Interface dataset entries
● ● ●

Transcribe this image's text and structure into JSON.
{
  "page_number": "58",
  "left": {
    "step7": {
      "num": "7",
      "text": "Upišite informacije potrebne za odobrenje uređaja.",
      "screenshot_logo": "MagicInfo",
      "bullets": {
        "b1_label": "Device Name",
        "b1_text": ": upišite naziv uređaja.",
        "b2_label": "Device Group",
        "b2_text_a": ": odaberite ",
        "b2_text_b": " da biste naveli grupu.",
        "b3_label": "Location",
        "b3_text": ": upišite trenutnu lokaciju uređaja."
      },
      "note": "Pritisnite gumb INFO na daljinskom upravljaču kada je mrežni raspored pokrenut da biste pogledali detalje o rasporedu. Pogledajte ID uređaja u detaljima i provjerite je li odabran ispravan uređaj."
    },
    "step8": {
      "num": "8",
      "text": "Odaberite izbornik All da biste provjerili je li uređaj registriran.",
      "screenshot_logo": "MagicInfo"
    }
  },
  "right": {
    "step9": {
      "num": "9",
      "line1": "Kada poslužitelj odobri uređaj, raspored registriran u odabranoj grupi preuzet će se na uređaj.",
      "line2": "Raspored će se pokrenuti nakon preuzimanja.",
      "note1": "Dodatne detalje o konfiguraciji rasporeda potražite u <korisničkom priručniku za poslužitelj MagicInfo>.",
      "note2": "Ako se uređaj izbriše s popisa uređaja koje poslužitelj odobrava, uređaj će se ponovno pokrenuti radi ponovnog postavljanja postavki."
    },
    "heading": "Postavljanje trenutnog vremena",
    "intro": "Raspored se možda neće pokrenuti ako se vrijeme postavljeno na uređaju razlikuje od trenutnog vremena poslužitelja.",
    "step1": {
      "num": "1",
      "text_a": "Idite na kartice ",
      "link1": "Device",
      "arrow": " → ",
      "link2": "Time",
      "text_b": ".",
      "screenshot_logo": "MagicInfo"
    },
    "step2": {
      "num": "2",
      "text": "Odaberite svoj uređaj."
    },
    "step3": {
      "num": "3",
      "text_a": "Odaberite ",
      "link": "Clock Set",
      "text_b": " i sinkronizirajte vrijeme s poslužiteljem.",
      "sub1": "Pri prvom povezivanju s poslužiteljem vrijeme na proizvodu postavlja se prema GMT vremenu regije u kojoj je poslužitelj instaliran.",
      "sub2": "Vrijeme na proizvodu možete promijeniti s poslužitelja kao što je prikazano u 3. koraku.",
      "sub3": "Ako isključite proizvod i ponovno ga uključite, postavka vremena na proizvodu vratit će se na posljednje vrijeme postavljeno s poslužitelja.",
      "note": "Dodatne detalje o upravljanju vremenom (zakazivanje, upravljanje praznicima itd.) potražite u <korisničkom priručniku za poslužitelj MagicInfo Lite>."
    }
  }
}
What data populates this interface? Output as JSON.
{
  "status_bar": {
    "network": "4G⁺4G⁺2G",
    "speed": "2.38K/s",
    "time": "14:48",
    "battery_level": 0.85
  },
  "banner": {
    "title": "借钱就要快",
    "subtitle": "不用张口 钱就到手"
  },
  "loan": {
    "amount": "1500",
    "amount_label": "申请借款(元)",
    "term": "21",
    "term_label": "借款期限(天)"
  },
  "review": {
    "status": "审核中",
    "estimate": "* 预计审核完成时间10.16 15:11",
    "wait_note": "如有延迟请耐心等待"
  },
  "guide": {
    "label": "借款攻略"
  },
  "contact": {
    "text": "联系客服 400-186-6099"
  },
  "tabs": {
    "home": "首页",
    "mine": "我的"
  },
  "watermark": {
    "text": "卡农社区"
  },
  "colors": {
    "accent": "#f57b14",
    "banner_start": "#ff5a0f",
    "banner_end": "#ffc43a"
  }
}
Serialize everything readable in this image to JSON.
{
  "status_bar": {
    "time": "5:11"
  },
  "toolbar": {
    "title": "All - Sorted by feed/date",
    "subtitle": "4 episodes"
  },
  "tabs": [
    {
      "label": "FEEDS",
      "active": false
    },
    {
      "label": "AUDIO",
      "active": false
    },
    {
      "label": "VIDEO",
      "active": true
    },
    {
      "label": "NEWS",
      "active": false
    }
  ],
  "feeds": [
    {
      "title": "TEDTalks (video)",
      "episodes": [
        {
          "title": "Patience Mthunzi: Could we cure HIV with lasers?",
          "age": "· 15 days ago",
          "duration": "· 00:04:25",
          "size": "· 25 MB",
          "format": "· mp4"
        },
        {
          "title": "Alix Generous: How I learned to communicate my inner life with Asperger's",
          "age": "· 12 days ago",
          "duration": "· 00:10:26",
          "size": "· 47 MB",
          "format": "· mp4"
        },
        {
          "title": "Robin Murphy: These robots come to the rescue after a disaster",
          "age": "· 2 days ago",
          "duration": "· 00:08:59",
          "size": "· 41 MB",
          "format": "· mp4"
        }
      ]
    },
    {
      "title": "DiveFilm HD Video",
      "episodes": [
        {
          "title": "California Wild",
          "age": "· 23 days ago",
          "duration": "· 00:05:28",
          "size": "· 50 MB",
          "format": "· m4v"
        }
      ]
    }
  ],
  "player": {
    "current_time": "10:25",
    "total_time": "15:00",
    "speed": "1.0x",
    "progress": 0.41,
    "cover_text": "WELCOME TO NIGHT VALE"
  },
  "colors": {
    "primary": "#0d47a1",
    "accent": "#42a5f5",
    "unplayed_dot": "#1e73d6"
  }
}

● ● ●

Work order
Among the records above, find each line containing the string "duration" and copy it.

Written answer
          "duration": "· 00:04:25",
          "duration": "· 00:10:26",
          "duration": "· 00:08:59",
          "duration": "· 00:05:28",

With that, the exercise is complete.